(Extracted records)
--------

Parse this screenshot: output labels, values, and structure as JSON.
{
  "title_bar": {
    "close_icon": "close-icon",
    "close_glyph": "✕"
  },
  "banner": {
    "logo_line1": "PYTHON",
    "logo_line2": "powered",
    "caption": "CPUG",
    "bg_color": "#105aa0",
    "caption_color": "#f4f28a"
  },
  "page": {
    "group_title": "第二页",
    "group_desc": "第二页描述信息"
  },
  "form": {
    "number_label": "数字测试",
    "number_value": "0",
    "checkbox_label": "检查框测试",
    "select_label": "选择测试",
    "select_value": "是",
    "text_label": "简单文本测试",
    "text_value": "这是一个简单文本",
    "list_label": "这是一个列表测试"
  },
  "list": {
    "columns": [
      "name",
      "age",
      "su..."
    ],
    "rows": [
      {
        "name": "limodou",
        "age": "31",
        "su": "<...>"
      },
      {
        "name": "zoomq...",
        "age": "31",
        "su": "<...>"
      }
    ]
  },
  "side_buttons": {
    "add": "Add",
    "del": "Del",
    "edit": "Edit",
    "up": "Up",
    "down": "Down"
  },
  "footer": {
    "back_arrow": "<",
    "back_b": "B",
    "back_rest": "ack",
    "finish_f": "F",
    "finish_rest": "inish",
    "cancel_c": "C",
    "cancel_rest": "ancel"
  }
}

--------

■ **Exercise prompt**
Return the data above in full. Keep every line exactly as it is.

■ **Result of the task**
Parse this screenshot: output labels, values, and structure as JSON.
{
  "title_bar": {
    "close_icon": "close-icon",
    "close_glyph": "✕"
  },
  "banner": {
    "logo_line1": "PYTHON",
    "logo_line2": "powered",
    "caption": "CPUG",
    "bg_color": "#105aa0",
    "caption_color": "#f4f28a"
  },
  "page": {
    "group_title": "第二页",
    "group_desc": "第二页描述信息"
  },
  "form": {
    "number_label": "数字测试",
    "number_value": "0",
    "checkbox_label": "检查框测试",
    "select_label": "选择测试",
    "select_value": "是",
    "text_label": "简单文本测试",
    "text_value": "这是一个简单文本",
    "list_label": "这是一个列表测试"
  },
  "list": {
    "columns": [
      "name",
      "age",
      "su..."
    ],
    "rows": [
      {
        "name": "limodou",
        "age": "31",
        "su": "<...>"
      },
      {
        "name": "zoomq...",
        "age": "31",
        "su": "<...>"
      }
    ]
  },
  "side_buttons": {
    "add": "Add",
    "del": "Del",
    "edit": "Edit",
    "up": "Up",
    "down": "Down"
  },
  "footer": {
    "back_arrow": "<",
    "back_b": "B",
    "back_rest": "ack",
    "finish_f": "F",
    "finish_rest": "inish",
    "cancel_c": "C",
    "cancel_rest": "ancel"
  }
}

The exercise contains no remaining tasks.